- Baseline — 60 feet
- Home plate to second base —70 feet 8 1/2 inches
- Home plate to front of pitching rubber —38 feet
- Infield arc radius — 50 feet
- Home plate to backstop — 20 feet
- Foul lines — 125 feet to fence
- Center field fence — 175 feet
Little League Baseball Field Dimensions
- Baseline — 60 feet
- Home plate to second base — 84 feet 10 ¼ inches
- Home plate to front of pitching rubber — 46 feet
- Infield arc radius — 50 feet
- Home plate to backstop — 25 feet
- Foul lines — 200 feet minimum to outfield fence
- Center field fence — 275 feet
Bronco Baseball Field Dimensions
- Baseline — 70 feet
- Home plate to second base — 99 feet
- Home plate to front of pitching rubber — 50 feet
- Infield arc radius — 65 feet
- Home plate to backstop — 30 feet
- Foul lines — 225 feet to outfield fence
- Center field fence— 275 feet
Pony Baseball Field Dimensions
- Baseline — 80 feet
- Home plate to second base — 113 feet 2 inches

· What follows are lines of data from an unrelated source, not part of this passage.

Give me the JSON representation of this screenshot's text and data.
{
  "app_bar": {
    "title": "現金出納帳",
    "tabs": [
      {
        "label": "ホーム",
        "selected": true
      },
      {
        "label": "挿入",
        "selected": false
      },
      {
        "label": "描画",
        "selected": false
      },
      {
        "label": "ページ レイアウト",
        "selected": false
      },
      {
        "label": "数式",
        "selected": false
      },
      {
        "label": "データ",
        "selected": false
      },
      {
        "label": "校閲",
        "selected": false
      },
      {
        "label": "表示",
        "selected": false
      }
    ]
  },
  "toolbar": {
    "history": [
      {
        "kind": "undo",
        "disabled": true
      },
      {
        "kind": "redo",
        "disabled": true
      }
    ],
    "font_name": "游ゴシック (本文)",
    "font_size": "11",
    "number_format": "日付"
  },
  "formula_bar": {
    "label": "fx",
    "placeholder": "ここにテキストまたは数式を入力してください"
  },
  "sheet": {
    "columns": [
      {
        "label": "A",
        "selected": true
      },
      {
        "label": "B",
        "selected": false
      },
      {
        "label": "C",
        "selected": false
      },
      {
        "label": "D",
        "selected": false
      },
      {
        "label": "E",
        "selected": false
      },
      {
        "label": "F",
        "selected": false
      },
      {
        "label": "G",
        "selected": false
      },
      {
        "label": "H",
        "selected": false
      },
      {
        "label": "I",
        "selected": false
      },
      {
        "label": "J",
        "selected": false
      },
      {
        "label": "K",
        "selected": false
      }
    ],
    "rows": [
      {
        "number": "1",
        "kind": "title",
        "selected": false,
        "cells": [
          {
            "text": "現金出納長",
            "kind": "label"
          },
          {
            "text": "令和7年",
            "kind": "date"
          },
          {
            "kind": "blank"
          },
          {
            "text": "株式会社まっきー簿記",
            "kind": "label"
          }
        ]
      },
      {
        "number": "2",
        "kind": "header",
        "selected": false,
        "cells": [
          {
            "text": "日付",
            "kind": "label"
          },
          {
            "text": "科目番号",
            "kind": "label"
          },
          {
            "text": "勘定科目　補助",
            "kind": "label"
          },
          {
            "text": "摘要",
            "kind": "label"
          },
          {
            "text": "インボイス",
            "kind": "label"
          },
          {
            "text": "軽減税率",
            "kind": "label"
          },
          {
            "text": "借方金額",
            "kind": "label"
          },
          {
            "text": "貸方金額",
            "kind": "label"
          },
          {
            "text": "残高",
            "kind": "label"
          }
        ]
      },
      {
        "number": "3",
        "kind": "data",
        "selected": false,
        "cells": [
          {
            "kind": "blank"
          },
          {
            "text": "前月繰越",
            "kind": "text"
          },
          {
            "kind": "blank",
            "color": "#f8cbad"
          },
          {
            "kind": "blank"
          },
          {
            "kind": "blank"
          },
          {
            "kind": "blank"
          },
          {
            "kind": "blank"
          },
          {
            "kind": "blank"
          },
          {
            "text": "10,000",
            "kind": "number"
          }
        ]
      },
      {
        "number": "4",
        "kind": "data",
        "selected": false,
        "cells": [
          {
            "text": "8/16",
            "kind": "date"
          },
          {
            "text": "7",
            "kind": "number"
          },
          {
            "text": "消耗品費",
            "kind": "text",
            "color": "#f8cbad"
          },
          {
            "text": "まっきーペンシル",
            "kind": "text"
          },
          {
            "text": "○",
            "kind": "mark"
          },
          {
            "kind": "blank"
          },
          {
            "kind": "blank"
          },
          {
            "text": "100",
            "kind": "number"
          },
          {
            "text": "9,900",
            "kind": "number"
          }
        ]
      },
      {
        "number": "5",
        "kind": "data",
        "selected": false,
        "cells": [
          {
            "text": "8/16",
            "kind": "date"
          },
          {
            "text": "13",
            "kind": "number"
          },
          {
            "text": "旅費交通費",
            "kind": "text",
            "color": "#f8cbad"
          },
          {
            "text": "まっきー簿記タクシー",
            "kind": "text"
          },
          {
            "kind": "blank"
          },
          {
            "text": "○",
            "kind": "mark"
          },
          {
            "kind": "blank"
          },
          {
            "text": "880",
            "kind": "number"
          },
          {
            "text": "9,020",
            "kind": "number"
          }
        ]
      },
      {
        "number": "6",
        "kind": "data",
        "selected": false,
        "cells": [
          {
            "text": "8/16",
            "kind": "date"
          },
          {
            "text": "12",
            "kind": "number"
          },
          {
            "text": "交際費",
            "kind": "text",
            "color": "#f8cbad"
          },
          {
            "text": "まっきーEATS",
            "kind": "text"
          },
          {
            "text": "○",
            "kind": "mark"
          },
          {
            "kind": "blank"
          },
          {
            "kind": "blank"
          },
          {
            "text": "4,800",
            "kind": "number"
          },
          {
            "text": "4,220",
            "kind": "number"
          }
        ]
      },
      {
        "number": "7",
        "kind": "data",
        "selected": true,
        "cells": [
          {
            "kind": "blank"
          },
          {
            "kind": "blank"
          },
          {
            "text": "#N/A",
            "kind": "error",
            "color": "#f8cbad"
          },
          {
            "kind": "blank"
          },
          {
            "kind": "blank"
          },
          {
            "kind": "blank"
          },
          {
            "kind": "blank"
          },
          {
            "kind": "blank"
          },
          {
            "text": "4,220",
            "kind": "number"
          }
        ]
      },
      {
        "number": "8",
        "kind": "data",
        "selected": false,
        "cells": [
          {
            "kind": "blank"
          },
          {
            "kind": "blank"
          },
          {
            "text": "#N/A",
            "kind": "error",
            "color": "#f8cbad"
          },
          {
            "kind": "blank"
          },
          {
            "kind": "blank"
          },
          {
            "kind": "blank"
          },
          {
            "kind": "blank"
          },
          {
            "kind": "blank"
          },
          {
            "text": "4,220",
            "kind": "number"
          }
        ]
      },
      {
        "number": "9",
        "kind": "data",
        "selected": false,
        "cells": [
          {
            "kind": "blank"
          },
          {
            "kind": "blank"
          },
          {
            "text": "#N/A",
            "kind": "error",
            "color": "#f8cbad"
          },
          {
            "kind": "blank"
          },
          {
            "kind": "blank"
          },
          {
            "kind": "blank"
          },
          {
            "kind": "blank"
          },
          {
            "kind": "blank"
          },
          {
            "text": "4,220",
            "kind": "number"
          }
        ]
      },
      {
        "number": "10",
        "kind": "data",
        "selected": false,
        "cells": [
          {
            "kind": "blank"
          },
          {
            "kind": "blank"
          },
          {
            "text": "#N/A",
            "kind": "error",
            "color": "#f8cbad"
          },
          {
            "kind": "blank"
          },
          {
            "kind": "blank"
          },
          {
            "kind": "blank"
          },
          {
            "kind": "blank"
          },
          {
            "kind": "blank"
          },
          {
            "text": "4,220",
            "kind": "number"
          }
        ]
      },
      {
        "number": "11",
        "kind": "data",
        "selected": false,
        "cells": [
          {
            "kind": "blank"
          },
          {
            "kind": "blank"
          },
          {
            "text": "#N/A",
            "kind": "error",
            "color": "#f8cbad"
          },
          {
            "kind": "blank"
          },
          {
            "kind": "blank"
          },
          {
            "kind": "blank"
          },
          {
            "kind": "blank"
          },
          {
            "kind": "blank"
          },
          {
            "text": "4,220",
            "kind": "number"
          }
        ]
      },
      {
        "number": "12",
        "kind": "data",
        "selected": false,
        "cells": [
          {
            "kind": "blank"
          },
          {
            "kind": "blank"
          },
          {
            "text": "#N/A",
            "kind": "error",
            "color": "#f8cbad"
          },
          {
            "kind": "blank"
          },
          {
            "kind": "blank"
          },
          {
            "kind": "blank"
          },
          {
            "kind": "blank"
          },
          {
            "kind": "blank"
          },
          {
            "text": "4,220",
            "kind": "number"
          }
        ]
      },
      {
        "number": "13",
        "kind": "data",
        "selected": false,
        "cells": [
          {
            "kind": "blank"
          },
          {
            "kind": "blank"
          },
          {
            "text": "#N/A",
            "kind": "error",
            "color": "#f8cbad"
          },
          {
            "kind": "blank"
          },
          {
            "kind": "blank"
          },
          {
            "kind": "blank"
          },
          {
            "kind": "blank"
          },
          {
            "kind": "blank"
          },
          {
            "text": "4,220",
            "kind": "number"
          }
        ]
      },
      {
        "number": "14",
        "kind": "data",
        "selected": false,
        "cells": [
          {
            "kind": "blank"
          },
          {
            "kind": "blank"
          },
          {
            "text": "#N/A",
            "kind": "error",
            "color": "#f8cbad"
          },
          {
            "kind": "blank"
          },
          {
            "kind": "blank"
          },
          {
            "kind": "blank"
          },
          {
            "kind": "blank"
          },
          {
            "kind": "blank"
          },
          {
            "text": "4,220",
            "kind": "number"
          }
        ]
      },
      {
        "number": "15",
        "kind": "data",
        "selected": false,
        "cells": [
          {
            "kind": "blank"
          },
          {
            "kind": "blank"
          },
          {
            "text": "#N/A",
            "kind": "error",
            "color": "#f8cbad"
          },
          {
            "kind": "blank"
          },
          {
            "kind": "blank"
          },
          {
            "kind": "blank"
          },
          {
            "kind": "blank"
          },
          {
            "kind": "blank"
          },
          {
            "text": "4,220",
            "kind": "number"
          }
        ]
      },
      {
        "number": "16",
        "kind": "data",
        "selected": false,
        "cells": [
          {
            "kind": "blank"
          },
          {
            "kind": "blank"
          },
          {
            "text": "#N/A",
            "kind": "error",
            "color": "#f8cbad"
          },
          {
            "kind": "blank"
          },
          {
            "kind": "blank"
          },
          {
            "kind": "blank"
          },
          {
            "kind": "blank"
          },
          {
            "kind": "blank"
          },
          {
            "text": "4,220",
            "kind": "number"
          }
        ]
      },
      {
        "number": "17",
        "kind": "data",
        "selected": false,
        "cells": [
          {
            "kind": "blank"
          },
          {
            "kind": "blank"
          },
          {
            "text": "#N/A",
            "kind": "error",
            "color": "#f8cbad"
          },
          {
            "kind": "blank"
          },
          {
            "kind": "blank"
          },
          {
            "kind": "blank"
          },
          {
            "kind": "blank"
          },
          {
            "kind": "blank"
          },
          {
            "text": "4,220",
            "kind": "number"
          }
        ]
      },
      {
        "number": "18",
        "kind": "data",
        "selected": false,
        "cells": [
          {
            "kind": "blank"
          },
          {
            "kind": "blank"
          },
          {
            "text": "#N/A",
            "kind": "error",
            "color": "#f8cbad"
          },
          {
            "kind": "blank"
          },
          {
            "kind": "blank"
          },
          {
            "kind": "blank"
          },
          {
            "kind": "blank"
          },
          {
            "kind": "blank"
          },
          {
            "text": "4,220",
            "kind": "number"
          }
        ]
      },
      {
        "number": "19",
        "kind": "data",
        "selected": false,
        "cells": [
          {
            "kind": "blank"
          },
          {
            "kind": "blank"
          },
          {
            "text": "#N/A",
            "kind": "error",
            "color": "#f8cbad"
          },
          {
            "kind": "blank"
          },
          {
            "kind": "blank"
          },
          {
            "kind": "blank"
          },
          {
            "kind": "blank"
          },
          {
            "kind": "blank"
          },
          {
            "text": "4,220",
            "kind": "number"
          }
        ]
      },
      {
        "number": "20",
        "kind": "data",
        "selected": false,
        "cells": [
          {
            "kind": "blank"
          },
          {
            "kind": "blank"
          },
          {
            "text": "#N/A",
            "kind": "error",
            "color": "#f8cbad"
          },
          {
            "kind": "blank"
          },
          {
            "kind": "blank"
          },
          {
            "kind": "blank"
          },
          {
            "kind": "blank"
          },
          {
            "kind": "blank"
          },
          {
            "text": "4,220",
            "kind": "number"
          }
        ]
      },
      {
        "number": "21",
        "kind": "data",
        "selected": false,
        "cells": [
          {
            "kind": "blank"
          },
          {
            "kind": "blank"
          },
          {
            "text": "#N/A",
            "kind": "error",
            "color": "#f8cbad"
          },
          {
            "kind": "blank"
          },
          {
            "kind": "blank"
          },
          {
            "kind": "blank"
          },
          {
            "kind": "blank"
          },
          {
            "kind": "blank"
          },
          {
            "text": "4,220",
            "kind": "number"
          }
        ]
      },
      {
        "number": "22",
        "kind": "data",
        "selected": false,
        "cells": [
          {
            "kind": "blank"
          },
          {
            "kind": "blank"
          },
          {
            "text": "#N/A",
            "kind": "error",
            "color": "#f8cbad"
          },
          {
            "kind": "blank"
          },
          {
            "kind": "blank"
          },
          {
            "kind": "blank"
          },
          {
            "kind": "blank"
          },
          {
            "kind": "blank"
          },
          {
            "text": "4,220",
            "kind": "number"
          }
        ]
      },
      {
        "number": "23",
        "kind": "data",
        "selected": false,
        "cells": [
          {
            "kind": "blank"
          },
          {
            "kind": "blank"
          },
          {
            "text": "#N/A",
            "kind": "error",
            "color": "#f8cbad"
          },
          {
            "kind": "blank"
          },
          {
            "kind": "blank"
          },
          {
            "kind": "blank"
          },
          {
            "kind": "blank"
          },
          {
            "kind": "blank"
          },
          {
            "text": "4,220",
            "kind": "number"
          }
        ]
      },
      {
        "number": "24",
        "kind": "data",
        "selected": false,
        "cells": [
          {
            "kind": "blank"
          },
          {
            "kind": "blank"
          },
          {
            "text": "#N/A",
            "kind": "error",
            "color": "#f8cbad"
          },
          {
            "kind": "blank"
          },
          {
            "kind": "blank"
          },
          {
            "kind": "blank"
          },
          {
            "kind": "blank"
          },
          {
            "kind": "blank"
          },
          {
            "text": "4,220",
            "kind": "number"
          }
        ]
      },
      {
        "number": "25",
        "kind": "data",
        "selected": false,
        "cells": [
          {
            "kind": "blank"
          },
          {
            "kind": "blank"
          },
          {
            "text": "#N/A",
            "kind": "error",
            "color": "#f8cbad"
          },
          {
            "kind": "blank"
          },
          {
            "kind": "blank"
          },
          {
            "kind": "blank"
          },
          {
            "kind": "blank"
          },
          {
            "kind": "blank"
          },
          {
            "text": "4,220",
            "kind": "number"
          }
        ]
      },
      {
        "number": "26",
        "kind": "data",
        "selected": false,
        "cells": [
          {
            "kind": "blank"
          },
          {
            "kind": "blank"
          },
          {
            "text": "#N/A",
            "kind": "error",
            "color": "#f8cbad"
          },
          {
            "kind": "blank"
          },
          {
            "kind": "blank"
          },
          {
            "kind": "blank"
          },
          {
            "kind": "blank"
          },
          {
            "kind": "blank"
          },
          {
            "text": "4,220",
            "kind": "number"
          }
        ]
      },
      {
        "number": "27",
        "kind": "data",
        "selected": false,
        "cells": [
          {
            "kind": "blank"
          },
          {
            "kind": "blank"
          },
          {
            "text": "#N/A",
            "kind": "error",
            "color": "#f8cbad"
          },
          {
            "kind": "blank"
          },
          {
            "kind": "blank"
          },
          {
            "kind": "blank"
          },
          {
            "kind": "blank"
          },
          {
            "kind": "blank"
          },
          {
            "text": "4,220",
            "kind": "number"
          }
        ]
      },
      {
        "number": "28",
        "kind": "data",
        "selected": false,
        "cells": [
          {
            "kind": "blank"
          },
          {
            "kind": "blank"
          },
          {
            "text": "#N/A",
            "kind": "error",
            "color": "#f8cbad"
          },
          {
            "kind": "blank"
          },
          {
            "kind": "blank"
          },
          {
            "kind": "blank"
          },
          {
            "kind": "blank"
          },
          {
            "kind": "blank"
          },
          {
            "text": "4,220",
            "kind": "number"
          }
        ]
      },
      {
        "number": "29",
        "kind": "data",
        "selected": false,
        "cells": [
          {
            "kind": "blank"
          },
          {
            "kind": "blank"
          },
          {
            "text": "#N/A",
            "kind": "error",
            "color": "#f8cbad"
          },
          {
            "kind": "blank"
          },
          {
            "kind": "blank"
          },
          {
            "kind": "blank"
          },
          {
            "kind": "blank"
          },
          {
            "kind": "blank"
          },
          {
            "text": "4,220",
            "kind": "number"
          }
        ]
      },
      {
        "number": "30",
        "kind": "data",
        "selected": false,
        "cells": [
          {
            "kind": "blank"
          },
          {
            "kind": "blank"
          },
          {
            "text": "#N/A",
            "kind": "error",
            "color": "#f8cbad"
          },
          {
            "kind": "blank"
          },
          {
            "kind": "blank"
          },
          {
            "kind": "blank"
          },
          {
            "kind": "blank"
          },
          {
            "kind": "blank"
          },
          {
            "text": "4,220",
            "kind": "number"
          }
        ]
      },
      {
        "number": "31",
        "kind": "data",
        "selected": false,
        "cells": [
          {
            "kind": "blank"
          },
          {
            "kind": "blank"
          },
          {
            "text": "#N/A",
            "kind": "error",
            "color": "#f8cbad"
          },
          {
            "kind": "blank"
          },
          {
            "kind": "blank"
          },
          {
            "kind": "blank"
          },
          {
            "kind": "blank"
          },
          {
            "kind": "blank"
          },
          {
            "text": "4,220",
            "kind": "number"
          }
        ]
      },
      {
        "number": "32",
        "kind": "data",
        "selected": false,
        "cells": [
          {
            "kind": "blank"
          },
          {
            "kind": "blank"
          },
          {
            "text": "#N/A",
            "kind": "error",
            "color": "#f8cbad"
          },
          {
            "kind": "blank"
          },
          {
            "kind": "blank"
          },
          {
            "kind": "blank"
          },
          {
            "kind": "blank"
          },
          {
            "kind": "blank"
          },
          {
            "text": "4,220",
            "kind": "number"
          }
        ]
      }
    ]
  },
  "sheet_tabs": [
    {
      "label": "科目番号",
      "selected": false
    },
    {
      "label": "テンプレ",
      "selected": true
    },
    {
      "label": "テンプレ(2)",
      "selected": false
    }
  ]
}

- Home plate to front of pitching rubber — 54 feet
- Infield arc radius — 80 feet
- Home plate to backstop — 40 feet
- Foul lines — 265 feet to outfield fence
- Center field fence— 275 feet
High School, College, and Pro Baseball Field Dimensions
- Baseline — 90 feet
- Home plate to second base — 127 feet 3 3/8 inches
- Home plate to front of pitching rubber — 60 feet 6 inches
- Infield arc radius — 95 feet
- Home plate to backstop — 60 feet
- Foul lines — 325 feet minimum to outfield fence
- Center field fence— 400-plus feet
Softball Field Dimensions per Age Group
Similar to baseball fields, the overall field dimensions are affected by the size of the actual location so many local leagues will adopt differing sizes.
- First/Second graders (PeeWee): 30/45
- Third/Fourth/Fifth graders (Minors): 35/60
- Sixth/Seventh/Eighth graders (Majors): 40/60
- Clem’s Baseball Stadium List – http://www.andrewclem.com/Baseball/Stadium_lists.html
- Little League – Field Specifications
- Little League – How to Resize a LL field from 46/60 to 50/70 Major Division (external link to Little League)
- MLB – See the dimensions of every big league ballpark
- Turface Athletics – How To Layout a Baseball Field